The latest film by Neil Jordan, in which the director of The Crying Game and Interview with the Vampire: The Vampire Chronicles, once again fuses passion with horror. He does so this time in portraying a dangerous relationship between a young New York waitress (Chloë Grace Moretz) and a mysterious widow named Greta (Isabelle Huppert). They meet when the girl finds a handbag in the subway and then locates its owner. That’s how Greta—who embraces the girl in an almost motherly sort of way—appears in her life. But what if the purse was just the bait, and the widow’s intentions are not innocent at all? As befits a psychological thriller, the plot thickens. While Greta keeps us in suspense, it also has a touch of humor, thanks especially to the self-deprecating performance of Huppert, who plays with her image as a woman on the verge of a nervous breakdown. We see this star of European cinema—and the sleek cinematography of Seamus McGarvey (Nocturnal Animals and Atonement)—on the streets of New York this time, and we even get to hear her speak Hungarian.
Dublin IFF 2019 – Best Irish Film
Born in 1950, Neil Jordan is a director, screenwriter and writer and one of the most important directors in Irish cinema. His films have been big events ever since his debut, Angel (1982), in which he brought Stephen Rea to the big screen. The Crying Game (1992) won an Oscar for best screenplay, and The End of the Affair (1999) took home a BAFTA. Jordan also won a Golden Lion in Venice for Michael Collins (1996) and a Silver Bear in Berlin for The Butcher Boy.
1982 Anioł / Angel
1984 Towarzystwo wilków / The Company of Wolves
1992 Gra pozorów / The Crying Game

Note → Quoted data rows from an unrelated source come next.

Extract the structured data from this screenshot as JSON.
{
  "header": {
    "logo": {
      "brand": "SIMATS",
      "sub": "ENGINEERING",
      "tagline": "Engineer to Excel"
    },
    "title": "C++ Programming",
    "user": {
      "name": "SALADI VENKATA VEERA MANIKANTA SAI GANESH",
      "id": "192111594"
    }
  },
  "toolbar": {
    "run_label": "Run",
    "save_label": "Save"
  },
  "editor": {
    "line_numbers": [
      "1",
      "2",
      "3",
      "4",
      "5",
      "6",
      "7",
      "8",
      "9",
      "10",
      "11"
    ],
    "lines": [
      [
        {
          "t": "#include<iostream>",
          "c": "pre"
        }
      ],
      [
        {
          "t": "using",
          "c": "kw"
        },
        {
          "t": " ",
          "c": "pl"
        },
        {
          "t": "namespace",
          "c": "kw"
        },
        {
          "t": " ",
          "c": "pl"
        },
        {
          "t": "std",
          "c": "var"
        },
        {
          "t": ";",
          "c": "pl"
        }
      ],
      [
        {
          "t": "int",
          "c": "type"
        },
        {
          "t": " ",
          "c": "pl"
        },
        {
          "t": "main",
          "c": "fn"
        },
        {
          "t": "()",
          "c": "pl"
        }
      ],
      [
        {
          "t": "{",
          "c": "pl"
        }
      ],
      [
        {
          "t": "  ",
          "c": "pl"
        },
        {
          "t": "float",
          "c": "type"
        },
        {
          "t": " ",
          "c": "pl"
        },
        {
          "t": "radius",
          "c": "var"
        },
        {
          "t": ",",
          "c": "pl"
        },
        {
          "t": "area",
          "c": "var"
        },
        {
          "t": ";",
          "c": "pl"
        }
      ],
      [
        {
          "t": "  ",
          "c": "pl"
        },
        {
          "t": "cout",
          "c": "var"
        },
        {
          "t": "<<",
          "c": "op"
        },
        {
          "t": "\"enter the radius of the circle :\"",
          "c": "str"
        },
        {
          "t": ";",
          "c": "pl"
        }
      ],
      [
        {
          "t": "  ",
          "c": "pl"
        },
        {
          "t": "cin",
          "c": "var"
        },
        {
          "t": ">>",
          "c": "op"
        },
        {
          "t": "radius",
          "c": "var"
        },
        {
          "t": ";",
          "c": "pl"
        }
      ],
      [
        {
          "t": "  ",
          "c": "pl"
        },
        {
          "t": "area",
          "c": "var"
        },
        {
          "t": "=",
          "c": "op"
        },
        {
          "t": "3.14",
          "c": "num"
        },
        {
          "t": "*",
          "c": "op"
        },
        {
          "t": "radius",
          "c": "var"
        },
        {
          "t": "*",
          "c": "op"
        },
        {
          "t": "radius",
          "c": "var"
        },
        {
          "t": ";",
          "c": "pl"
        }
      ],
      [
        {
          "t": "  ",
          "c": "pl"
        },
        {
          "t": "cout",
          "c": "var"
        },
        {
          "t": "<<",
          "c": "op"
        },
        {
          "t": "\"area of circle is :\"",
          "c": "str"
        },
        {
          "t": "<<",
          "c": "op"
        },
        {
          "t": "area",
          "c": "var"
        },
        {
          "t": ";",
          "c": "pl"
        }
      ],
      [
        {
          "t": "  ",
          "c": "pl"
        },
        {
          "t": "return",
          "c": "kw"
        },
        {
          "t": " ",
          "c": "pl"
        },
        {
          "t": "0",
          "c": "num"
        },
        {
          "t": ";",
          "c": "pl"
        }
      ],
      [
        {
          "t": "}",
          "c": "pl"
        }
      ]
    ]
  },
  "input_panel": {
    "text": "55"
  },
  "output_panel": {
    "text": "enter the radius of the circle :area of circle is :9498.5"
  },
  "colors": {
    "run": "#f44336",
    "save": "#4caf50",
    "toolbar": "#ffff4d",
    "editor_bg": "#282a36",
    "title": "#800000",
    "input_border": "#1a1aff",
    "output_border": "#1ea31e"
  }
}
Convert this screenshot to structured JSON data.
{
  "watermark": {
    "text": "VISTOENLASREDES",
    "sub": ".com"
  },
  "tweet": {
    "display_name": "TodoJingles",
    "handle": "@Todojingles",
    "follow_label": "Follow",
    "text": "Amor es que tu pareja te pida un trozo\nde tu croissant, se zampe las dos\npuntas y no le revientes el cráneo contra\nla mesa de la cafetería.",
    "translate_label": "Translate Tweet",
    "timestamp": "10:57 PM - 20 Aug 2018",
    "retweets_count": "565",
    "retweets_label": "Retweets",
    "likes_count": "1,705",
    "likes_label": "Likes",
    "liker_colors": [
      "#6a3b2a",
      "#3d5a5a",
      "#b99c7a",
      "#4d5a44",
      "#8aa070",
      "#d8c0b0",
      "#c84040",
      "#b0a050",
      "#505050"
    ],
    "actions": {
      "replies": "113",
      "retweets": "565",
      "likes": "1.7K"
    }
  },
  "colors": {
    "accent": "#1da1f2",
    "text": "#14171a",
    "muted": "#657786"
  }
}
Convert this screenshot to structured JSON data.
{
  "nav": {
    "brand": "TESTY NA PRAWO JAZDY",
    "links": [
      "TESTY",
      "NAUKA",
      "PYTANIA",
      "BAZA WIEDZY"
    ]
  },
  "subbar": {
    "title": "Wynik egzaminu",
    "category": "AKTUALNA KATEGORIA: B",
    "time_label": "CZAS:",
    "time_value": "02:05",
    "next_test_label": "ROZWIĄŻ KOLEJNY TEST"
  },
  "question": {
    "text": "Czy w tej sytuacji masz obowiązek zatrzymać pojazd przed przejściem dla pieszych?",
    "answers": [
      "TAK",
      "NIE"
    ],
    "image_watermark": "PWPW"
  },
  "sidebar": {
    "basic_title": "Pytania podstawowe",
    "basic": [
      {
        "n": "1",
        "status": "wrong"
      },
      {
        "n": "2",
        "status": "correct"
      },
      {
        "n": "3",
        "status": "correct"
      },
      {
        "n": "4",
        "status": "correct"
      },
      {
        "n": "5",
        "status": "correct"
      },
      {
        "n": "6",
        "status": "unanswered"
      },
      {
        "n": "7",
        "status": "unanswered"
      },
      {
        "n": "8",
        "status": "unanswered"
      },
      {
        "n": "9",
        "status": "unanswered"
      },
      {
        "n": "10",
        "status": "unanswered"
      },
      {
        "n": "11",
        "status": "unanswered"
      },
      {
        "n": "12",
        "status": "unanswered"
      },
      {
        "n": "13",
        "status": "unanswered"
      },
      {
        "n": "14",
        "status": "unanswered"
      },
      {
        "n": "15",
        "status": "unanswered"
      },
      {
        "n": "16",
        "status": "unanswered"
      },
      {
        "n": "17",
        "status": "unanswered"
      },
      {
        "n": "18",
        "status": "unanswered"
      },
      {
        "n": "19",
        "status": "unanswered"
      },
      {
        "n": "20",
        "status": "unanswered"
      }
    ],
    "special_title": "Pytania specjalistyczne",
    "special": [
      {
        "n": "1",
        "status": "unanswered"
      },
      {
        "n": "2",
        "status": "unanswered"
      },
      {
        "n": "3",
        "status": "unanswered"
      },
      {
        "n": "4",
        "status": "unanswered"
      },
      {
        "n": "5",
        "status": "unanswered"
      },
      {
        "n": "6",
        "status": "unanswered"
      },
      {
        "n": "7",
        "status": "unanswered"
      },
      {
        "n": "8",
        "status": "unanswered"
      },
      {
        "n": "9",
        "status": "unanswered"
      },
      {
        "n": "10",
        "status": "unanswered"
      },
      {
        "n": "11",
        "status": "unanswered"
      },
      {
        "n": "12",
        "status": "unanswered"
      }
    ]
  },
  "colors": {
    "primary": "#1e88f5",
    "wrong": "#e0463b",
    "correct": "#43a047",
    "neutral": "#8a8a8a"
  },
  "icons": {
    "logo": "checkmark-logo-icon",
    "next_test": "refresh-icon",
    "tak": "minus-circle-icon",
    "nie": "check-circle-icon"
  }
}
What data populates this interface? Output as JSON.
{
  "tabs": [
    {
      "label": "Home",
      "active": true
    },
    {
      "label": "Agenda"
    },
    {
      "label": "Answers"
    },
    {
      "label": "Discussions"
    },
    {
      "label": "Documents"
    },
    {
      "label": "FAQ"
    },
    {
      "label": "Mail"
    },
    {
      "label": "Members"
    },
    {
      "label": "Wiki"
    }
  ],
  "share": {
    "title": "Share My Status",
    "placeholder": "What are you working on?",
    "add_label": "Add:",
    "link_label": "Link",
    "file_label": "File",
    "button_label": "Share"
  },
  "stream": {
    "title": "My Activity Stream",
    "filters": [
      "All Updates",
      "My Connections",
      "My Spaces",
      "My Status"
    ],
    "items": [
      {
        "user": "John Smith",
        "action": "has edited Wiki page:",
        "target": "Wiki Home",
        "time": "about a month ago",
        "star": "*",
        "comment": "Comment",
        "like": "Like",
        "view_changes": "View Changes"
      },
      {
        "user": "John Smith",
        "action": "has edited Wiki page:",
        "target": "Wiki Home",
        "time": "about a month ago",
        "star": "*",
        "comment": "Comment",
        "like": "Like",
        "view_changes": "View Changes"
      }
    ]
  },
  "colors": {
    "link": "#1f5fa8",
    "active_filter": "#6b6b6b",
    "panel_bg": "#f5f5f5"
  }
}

1994 Wywiad z wampirem / Interview with the Vampire
1996 Michael Collins
2005 Śniadanie na Plutonie / Breakfast on Pluto